But it cannot be denied, the female judges in these two films are now themselves offered up for judgement. In an exhibition which bears the title Appearance, this applies, inevitably, to the sartorial and cosmetic decisions made by a group of legal representatives who are also a group of women. Women, arguably, can never be done with this sort of judgement, even when they hold high office. Both filmic portraits of judges almost dare the viewer to approach these powerful women with what has come to be known as the male gaze.

Carey Young, still from The Vision Machine , 2020. © Carey Young. Courtesy the artist and Paula Cooper Gallery, New YorkThis trap is made explicit by the third film in Young’s Oxford show. In The Vision Machine, 2020, she introduces the viewer to the SIGMA lens factory in Japan (pictured above). The operatives here take red hot glass from spinning belts, carefully polish it up as lenses, and assemble these into hefty attachments for cameras. The skill and precision needed for this work seems most suited to a team of women who, in their white lab overalls, resist objectification. The films combine to suggest a feminist utopia where justice is served and the gaze is gender neutral.

Alongside are a number of wall mounted works offer equally radical ways of thinking about law. In Declared Void III, 2005/23, vinyl markings, evocative of a squash court rather than a law court, invites visitors to cross a line and step inside. Now they are, it says, free to declare themselves EU Citizens for the duration of their stay in this box. Another piece offers a text panel declaring a number of acts permissible in the gallery space, from taking photographs to gathering firewood. Printed back to front, the edict is best viewed in the adjacent black obsidian mirror which gives rise to the title Obsidian Contract, 2010.
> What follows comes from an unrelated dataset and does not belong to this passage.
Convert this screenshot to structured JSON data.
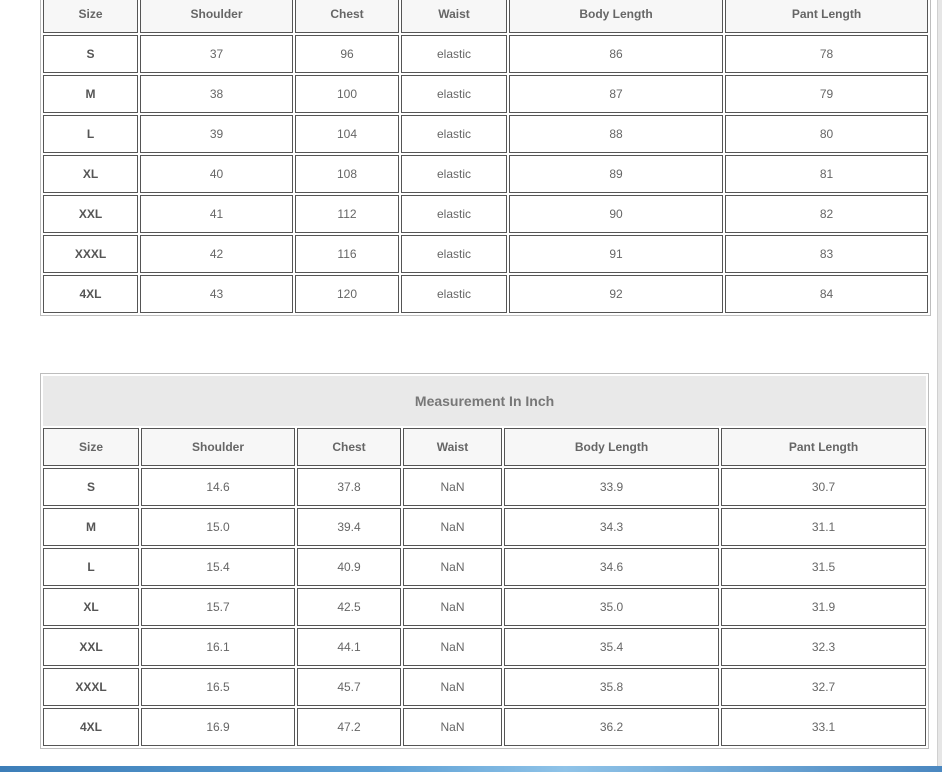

Two more large format photographs are presented as a pair: Faculty of Law, Oxford University, 2022, and Prison Yard, Beveren, Belgium, 2022. One features a noticeboard from an academic law department; the other the wall of a prison yard. The dark pin board, with its notices removed, resembles the inverse of the scuffed white wall of the yard. This coupling is a visionary act which brings the hallowed activities of lawyers into very close quarters with those found guilty of breaking the law, albeit through a visionary looking glass.

There is an echo of Van Gogh’s Starry Night in the pinboard, of Andy Warhol’s Screen Tests, in the sitting judges, together with any number of renaissance portraits. But for me this is a show in which art historical trainspotting is beside the point.

Young is an original whose recent interest in law, like the interest she has previously shown in the corporate world, is among the most overlooked subject matters in art. Authority has a visual regime which supports its maintenance and operations. It is usually perceived as dark, dusty, dull, slow moving and bound up in weighty books and paper files. In this show, the law is slow but mesmerising, arcane but human, and filtered brightly by the camera lens.

This art uses reflection and refraction to transform the all-pervasive world of Kafka. Law here is permeable, rather than monolithic, and open to a spirit of subtle anarchy.

Women, arguably, can never be done with this sort of judgement, even when they hold high office


Editor Rating: 
Average: 4 (1 vote)

Explore topics

Share this article

Add comment

Subscribe to

Thank you for continuing to read our work on For unlimited access to every article in its entirety, including our archive of more than 15,000 pieces, we're asking for £5 per month or £40 per year. We feel it's a very good deal, and hope you do too.

To take a subscription now simply click here.

And if you're looking for that extra gift for a friend or family member, why not treat them to a gift subscription?


Get a weekly digest of our critical highlights in your inbox each Thursday!

Simply enter your email address in the box below

View previous newsletters